--- Data listing Enclosed Below ---

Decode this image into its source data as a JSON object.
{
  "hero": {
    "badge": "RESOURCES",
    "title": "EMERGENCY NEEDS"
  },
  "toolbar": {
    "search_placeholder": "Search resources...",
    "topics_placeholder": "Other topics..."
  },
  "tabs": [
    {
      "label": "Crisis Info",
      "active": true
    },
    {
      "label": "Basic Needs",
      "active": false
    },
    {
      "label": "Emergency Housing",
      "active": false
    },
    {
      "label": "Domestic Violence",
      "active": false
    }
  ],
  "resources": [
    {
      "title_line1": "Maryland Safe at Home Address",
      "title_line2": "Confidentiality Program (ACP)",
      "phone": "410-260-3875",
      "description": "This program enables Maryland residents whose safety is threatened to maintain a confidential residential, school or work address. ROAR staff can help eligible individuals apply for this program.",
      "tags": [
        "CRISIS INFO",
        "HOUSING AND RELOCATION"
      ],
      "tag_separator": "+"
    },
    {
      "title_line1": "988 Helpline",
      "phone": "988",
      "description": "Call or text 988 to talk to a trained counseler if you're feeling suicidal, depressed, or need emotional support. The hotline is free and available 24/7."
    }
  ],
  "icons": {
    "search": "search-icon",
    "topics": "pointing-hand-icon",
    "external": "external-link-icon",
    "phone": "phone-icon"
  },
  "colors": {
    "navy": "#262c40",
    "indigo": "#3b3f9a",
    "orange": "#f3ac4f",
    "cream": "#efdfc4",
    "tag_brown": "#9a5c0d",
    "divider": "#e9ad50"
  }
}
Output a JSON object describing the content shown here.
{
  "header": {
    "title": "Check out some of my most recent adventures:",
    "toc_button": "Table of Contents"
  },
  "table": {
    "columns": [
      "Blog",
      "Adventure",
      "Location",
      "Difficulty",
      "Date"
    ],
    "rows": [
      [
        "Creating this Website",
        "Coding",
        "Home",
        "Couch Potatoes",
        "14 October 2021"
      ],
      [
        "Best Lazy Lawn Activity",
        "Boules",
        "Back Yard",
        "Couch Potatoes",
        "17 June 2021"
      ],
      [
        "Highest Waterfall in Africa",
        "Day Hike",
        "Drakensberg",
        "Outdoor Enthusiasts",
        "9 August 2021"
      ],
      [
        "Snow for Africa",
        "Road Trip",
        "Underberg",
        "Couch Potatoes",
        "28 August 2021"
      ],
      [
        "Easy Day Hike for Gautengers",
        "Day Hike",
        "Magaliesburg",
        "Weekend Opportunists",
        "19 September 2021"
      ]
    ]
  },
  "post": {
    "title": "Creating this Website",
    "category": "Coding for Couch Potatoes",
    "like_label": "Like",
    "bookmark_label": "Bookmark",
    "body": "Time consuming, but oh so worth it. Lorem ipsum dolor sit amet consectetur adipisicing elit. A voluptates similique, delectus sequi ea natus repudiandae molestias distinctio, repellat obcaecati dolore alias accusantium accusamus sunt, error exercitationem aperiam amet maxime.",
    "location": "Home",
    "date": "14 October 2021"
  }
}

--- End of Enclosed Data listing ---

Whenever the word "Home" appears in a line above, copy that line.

§ Answer to the exercise
      "title_line1": "Maryland Safe at Home Address",
        "Home",
    "location": "Home",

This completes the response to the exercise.